EXERCISE GOAL :: Give the records again in full, exactly as they appear, but without the pictures.
-- SUPPLIED DATA follows --
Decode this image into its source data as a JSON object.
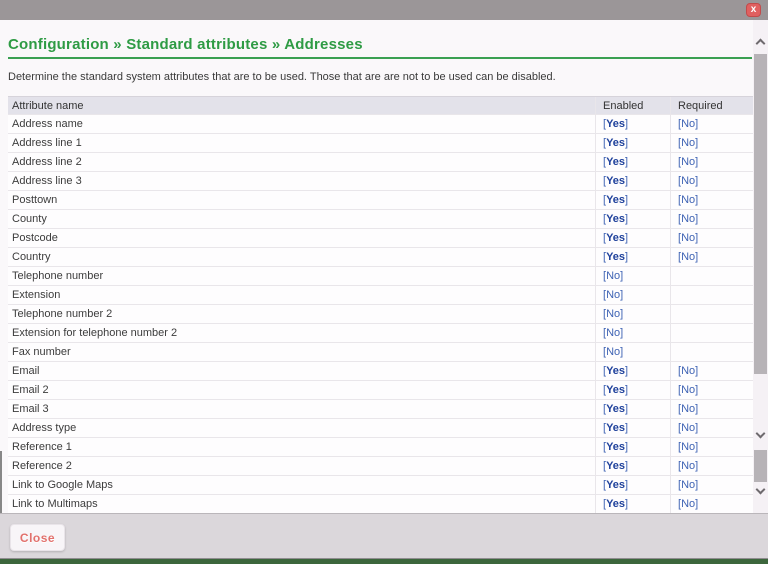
{
  "window": {
    "close_icon": "x"
  },
  "header": {
    "breadcrumb": "Configuration » Standard attributes » Addresses",
    "description": "Determine the standard system attributes that are to be used. Those that are are not to be used can be disabled."
  },
  "table": {
    "columns": [
      "Attribute name",
      "Enabled",
      "Required"
    ],
    "rows": [
      {
        "name": "Address name",
        "enabled": "Yes",
        "required": "No"
      },
      {
        "name": "Address line 1",
        "enabled": "Yes",
        "required": "No"
      },
      {
        "name": "Address line 2",
        "enabled": "Yes",
        "required": "No"
      },
      {
        "name": "Address line 3",
        "enabled": "Yes",
        "required": "No"
      },
      {
        "name": "Posttown",
        "enabled": "Yes",
        "required": "No"
      },
      {
        "name": "County",
        "enabled": "Yes",
        "required": "No"
      },
      {
        "name": "Postcode",
        "enabled": "Yes",
        "required": "No"
      },
      {
        "name": "Country",
        "enabled": "Yes",
        "required": "No"
      },
      {
        "name": "Telephone number",
        "enabled": "No",
        "required": ""
      },
      {
        "name": "Extension",
        "enabled": "No",
        "required": ""
      },
      {
        "name": "Telephone number 2",
        "enabled": "No",
        "required": ""
      },
      {
        "name": "Extension for telephone number 2",
        "enabled": "No",
        "required": ""
      },
      {
        "name": "Fax number",
        "enabled": "No",
        "required": ""
      },
      {
        "name": "Email",
        "enabled": "Yes",
        "required": "No"
      },
      {
        "name": "Email 2",
        "enabled": "Yes",
        "required": "No"
      },
      {
        "name": "Email 3",
        "enabled": "Yes",
        "required": "No"
      },
      {
        "name": "Address type",
        "enabled": "Yes",
        "required": "No"
      },
      {
        "name": "Reference 1",
        "enabled": "Yes",
        "required": "No"
      },
      {
        "name": "Reference 2",
        "enabled": "Yes",
        "required": "No"
      },
      {
        "name": "Link to Google Maps",
        "enabled": "Yes",
        "required": "No"
      },
      {
        "name": "Link to Multimaps",
        "enabled": "Yes",
        "required": "No"
      }
    ]
  },
  "footer": {
    "close_label": "Close"
  },
  "colors": {
    "heading_green": "#2e9b44",
    "link_blue": "#3f63b4",
    "link_blue_bold": "#20429c",
    "titlebar_gray": "#9b9698",
    "close_red": "#e06060",
    "header_row_bg": "#e3e2ea",
    "footer_gray": "#dbd7db",
    "bottom_bar_green": "#3c663c"
  }
}
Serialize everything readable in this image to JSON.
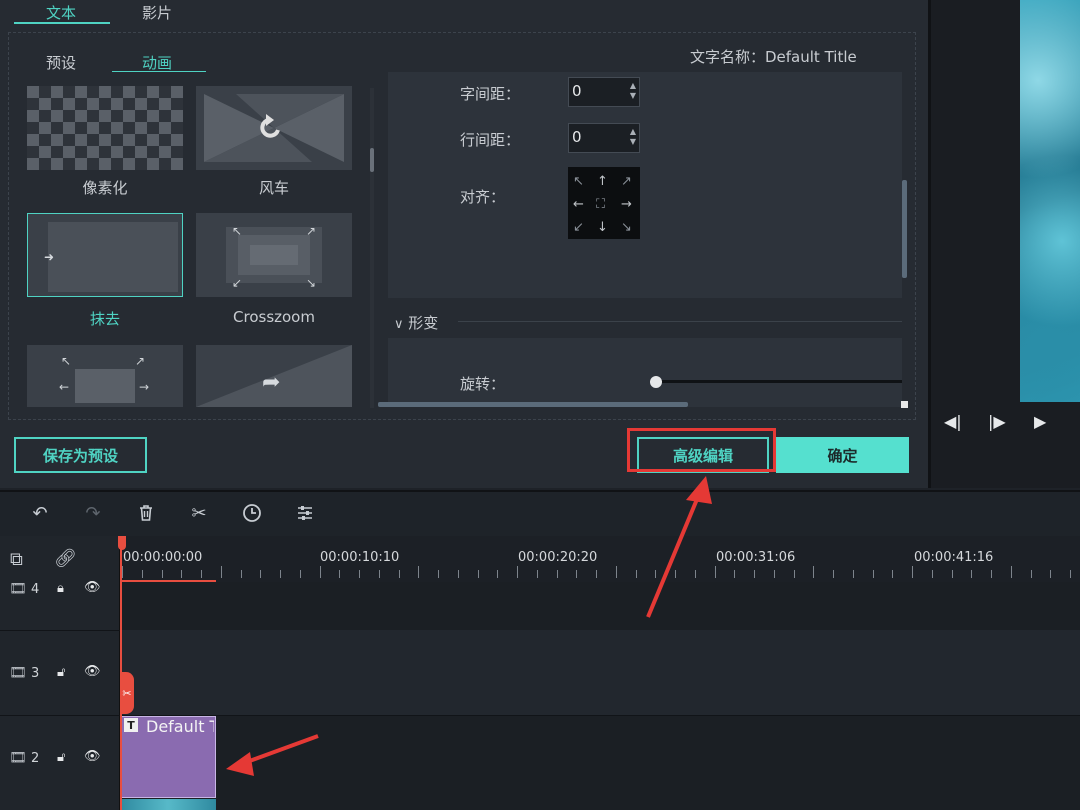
{
  "editor": {
    "tabs": [
      {
        "label": "文本"
      },
      {
        "label": "影片"
      }
    ],
    "subtabs": [
      {
        "label": "预设"
      },
      {
        "label": "动画"
      }
    ],
    "title_name": "文字名称：Default Title",
    "animations": [
      {
        "label": "像素化"
      },
      {
        "label": "风车"
      },
      {
        "label": "抹去"
      },
      {
        "label": "Crosszoom"
      },
      {
        "label": ""
      },
      {
        "label": ""
      }
    ],
    "properties": {
      "letter_spacing_label": "字间距：",
      "letter_spacing_value": "0",
      "line_spacing_label": "行间距：",
      "line_spacing_value": "0",
      "align_label": "对齐：",
      "transform_header": "形变",
      "rotation_label": "旋转："
    },
    "buttons": {
      "save_preset": "保存为预设",
      "advanced_edit": "高级编辑",
      "ok": "确定"
    }
  },
  "preview": {
    "controls": [
      "◀|",
      "|▶",
      "▶"
    ]
  },
  "timeline": {
    "timecodes": [
      "00:00:00:00",
      "00:00:10:10",
      "00:00:20:20",
      "00:00:31:06",
      "00:00:41:16"
    ],
    "tracks": [
      {
        "number": "4"
      },
      {
        "number": "3"
      },
      {
        "number": "2"
      }
    ],
    "title_clip_label": "Default T",
    "video_clip_label": "…"
  },
  "colors": {
    "accent": "#4fd3c3",
    "highlight": "#e53935",
    "clip": "#8a6bb0",
    "playhead": "#e84e40"
  }
}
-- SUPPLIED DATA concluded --
TASK RESPONSE ::
Decode this image into its source data as a JSON object.
{
  "window": {
    "close_icon": "x"
  },
  "header": {
    "breadcrumb": "Configuration » Standard attributes » Addresses",
    "description": "Determine the standard system attributes that are to be used. Those that are are not to be used can be disabled."
  },
  "table": {
    "columns": [
      "Attribute name",
      "Enabled",
      "Required"
    ],
    "rows": [
      {
        "name": "Address name",
        "enabled": "Yes",
        "required": "No"
      },
      {
        "name": "Address line 1",
        "enabled": "Yes",
        "required": "No"
      },
      {
        "name": "Address line 2",
        "enabled": "Yes",
        "required": "No"
      },
      {
        "name": "Address line 3",
        "enabled": "Yes",
        "required": "No"
      },
      {
        "name": "Posttown",
        "enabled": "Yes",
        "required": "No"
      },
      {
        "name": "County",
        "enabled": "Yes",
        "required": "No"
      },
      {
        "name": "Postcode",
        "enabled": "Yes",
        "required": "No"
      },
      {
        "name": "Country",
        "enabled": "Yes",
        "required": "No"
      },
      {
        "name": "Telephone number",
        "enabled": "No",
        "required": ""
      },
      {
        "name": "Extension",
        "enabled": "No",
        "required": ""
      },
      {
        "name": "Telephone number 2",
        "enabled": "No",
        "required": ""
      },
      {
        "name": "Extension for telephone number 2",
        "enabled": "No",
        "required": ""
      },
      {
        "name": "Fax number",
        "enabled": "No",
        "required": ""
      },
      {
        "name": "Email",
        "enabled": "Yes",
        "required": "No"
      },
      {
        "name": "Email 2",
        "enabled": "Yes",
        "required": "No"
      },
      {
        "name": "Email 3",
        "enabled": "Yes",
        "required": "No"
      },
      {
        "name": "Address type",
        "enabled": "Yes",
        "required": "No"
      },
      {
        "name": "Reference 1",
        "enabled": "Yes",
        "required": "No"
      },
      {
        "name": "Reference 2",
        "enabled": "Yes",
        "required": "No"
      },
      {
        "name": "Link to Google Maps",
        "enabled": "Yes",
        "required": "No"
      },
      {
        "name": "Link to Multimaps",
        "enabled": "Yes",
        "required": "No"
      }
    ]
  },
  "footer": {
    "close_label": "Close"
  },
  "colors": {
    "heading_green": "#2e9b44",
    "link_blue": "#3f63b4",
    "link_blue_bold": "#20429c",
    "titlebar_gray": "#9b9698",
    "close_red": "#e06060",
    "header_row_bg": "#e3e2ea",
    "footer_gray": "#dbd7db",
    "bottom_bar_green": "#3c663c"
  }
}
Serialize everything readable in this image to JSON.
{
  "editor": {
    "tabs": [
      {
        "label": "文本"
      },
      {
        "label": "影片"
      }
    ],
    "subtabs": [
      {
        "label": "预设"
      },
      {
        "label": "动画"
      }
    ],
    "title_name": "文字名称：Default Title",
    "animations": [
      {
        "label": "像素化"
      },
      {
        "label": "风车"
      },
      {
        "label": "抹去"
      },
      {
        "label": "Crosszoom"
      },
      {
        "label": ""
      },
      {
        "label": ""
      }
    ],
    "properties": {
      "letter_spacing_label": "字间距：",
      "letter_spacing_value": "0",
      "line_spacing_label": "行间距：",
      "line_spacing_value": "0",
      "align_label": "对齐：",
      "transform_header": "形变",
      "rotation_label": "旋转："
    },
    "buttons": {
      "save_preset": "保存为预设",
      "advanced_edit": "高级编辑",
      "ok": "确定"
    }
  },
  "preview": {
    "controls": [
      "◀|",
      "|▶",
      "▶"
    ]
  },
  "timeline": {
    "timecodes": [
      "00:00:00:00",
      "00:00:10:10",
      "00:00:20:20",
      "00:00:31:06",
      "00:00:41:16"
    ],
    "tracks": [
      {
        "number": "4"
      },
      {
        "number": "3"
      },
      {
        "number": "2"
      }
    ],
    "title_clip_label": "Default T",
    "video_clip_label": "…"
  },
  "colors": {
    "accent": "#4fd3c3",
    "highlight": "#e53935",
    "clip": "#8a6bb0",
    "playhead": "#e84e40"
  }
}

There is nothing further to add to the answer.